Aboriginal affairs

Closure of former prison a victory for reconciliation

The former Indigenous men’s prison on Rottnest known as the Quod has finally been shut amid public discomfort.

Indigenous groups are hailing the decision as a big moment for reconciliation after comparing the accommodation to like ‘putting a hotel in a concentration camp’.

The win for the community comes during the annual Reconciliation Week for Indigenous Australians, which takes places from the 27th of May through to the 3rd of June.

The prison, used from 1838 until 1904, saw frequent beatings of the thousands of incarcerated Aboriginal boys and men, crammed into only 29 cells, and included five recorded hangings other prisoners were forced to watch.

The now-defunct Quod today, built by the first prisoners of Rottnest. Photo: Emma Wynne 720 ABC

Sarah Maddison, associate professor of politics at the University of Melbourne and a member of Australian Institute of Aboriginal and Torres Strait Islander Studies, says the victory is a big moment for Noongar people, but more education is needed for the non-indigenous Australians and tourists to make a lasting change.

“Anyone who’s been to Cape Town knows that Robin Island was a prison and the prison site is a museum now, tourists go there specifically to learn the history.

“In Australia we prefer to gloss over the uglier aspects of our history, I’m sure most tourists that hop on a ferry over to Rottnest to see if they can pat a quokka have no idea that they are quite literally walking over graves and that they are having a fun day out in a space that for Noongar and other indigenous people is of deep deep trauma,” she says.

Dr Maddison says a vast number of international tourists would have a different attitude to the history of the island if there were more opportunities for education.

“Unfortunately a lot of effort has gone into trying to educate non-Indigenous Australians about the more brutal and violent aspects of our history and disappointingly my own research in focus groups with non-Indigenous people has shown that even where people can relate stories about massacres and about child removal, that those were terrible things, it doesn’t in fact influence them to think about indigenous people today with more compassion or to want to listen to the political claims of indigenous people and Torres Strait Islander people in a different way,” she says.

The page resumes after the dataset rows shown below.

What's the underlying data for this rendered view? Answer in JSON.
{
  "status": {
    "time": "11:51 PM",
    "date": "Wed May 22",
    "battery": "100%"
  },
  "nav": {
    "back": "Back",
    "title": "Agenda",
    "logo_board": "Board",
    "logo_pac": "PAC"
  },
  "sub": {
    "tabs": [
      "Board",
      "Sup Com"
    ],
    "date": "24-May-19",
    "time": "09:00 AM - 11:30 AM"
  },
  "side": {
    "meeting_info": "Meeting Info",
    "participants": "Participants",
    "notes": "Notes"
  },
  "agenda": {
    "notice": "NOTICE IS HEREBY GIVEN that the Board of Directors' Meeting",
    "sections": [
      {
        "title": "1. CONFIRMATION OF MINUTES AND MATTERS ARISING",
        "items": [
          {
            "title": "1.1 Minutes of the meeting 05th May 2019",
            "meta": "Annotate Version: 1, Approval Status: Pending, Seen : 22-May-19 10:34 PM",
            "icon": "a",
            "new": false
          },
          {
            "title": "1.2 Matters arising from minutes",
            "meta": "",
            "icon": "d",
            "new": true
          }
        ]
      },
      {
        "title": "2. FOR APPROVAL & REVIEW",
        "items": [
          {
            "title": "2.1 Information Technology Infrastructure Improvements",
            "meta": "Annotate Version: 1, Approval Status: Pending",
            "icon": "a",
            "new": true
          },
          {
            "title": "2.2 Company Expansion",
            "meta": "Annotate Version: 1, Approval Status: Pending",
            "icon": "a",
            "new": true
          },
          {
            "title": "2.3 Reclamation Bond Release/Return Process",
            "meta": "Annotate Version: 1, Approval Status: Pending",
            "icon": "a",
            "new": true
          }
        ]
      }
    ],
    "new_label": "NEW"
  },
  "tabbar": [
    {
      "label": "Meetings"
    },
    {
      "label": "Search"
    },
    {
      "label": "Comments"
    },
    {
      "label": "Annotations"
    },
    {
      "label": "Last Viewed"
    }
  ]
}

Discussions are already underway on what will be done to replace the tainted building in its place.

Dr Maddison says this discussion is one for the Indigenous and Torres Strait Islander communities to have, and the final decision on how to memorialise the site should rest solely with the communities affected.

“It would be wonderful to see Western Australians and other tourists to get over how cute the quokkas are and spend a little more time reflecting on Rottnest Island as a site of colonialism and brutality,” she said.

“It would be excellent if that reflection could happen in the context of contemporary rates of incarceration and WA’s pretty appalling history from an aspect of criminal justice area in particular.”

“There is great scope for this site to be meaningful for Noongar people, for other Indigenous people and for non-Indigenous people, but the decision has to be made by Noongar,”  Dr Maddison says.

Reconciliation Week for Indigenous Australians will be continuing until June 3.